* _Task to complete_
Report every line below that has the string "자산관리" in it.

* _Data listing_
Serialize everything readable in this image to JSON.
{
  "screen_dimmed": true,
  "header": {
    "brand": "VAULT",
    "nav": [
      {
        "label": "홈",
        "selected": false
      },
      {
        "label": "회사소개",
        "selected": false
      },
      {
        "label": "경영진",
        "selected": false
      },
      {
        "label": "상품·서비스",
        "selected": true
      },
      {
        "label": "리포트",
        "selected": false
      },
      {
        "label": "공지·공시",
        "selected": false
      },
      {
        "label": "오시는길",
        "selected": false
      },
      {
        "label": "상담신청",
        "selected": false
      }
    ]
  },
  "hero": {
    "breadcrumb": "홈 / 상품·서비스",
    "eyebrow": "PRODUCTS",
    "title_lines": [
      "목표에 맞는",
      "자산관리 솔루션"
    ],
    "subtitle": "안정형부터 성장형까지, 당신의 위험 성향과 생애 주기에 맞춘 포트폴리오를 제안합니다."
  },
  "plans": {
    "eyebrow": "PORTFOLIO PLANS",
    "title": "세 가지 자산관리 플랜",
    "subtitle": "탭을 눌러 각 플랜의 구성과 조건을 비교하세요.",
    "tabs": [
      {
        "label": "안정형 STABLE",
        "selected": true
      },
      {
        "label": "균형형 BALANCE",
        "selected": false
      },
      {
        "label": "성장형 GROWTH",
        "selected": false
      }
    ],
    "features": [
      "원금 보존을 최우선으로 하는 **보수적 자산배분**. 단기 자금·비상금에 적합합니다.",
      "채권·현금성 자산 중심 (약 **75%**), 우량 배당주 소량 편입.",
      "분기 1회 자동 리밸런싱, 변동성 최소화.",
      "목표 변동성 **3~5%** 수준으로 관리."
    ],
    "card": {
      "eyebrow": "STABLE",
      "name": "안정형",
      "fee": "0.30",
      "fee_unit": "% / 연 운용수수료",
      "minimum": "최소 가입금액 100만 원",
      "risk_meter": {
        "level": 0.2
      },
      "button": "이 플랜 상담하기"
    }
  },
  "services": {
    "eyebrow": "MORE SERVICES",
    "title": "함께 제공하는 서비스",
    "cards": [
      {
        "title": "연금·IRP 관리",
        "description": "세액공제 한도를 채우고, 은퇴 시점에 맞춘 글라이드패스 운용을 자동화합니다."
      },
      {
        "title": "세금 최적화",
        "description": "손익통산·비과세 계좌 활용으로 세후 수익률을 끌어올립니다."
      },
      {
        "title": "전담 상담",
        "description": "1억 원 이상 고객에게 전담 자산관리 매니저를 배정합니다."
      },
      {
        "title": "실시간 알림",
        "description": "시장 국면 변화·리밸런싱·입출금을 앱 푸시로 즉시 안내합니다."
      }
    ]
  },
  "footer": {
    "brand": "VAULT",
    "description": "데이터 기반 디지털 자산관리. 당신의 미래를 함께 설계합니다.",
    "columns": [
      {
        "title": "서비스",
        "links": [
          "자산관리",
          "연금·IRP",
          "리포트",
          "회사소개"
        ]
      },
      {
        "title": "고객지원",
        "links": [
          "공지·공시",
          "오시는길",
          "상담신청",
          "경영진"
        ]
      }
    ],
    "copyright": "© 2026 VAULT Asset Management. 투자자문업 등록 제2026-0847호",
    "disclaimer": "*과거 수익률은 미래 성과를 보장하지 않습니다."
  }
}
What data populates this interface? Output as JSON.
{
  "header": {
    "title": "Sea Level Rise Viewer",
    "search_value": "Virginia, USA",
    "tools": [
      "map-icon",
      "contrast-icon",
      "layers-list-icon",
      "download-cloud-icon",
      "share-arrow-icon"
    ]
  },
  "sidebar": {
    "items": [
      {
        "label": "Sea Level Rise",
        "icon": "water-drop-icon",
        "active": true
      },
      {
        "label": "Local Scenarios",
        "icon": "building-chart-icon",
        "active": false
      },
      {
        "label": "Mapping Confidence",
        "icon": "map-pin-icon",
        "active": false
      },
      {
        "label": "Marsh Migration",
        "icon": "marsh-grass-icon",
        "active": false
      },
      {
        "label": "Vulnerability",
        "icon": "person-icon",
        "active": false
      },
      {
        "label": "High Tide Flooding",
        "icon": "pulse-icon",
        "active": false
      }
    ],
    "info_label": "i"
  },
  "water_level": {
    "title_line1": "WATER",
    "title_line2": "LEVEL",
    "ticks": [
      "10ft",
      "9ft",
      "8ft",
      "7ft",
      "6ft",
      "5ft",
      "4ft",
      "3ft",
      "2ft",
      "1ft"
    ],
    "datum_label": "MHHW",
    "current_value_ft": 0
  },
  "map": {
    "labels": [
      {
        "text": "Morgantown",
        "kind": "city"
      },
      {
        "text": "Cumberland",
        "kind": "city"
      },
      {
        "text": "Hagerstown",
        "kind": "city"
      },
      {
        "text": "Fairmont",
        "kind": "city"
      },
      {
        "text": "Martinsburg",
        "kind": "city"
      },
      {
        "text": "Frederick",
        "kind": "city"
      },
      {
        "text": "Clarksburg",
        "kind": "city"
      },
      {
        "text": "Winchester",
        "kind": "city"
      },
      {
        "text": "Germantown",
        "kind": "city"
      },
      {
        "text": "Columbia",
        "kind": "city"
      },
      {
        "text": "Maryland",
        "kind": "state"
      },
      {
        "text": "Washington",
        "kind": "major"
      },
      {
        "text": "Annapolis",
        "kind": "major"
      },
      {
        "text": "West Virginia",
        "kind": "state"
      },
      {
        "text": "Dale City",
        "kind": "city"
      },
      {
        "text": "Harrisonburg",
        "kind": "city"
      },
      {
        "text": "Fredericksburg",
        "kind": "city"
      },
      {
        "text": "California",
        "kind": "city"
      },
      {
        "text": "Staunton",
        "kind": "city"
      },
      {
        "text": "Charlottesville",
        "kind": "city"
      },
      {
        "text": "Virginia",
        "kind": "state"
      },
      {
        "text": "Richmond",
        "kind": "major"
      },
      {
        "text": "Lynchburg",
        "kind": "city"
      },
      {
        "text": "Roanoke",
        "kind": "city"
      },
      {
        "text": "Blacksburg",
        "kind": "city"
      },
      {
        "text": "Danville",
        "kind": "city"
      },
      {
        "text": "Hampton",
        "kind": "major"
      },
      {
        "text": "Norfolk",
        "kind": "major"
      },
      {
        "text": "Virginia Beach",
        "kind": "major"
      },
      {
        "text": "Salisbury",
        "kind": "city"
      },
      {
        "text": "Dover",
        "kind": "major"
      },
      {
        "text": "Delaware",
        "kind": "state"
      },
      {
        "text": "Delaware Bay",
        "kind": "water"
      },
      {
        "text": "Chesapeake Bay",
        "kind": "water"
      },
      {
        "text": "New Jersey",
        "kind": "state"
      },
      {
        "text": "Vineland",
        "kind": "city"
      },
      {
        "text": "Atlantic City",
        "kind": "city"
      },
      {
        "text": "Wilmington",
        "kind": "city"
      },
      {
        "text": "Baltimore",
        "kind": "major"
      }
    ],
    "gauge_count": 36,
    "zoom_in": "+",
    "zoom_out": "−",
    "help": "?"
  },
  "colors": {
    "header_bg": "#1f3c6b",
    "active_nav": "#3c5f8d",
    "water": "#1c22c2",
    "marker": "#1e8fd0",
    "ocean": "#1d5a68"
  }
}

* _Task solution_
      "자산관리 솔루션"
    "title": "세 가지 자산관리 플랜",
        "description": "1억 원 이상 고객에게 전담 자산관리 매니저를 배정합니다."
    "description": "데이터 기반 디지털 자산관리. 당신의 미래를 함께 설계합니다.",
          "자산관리",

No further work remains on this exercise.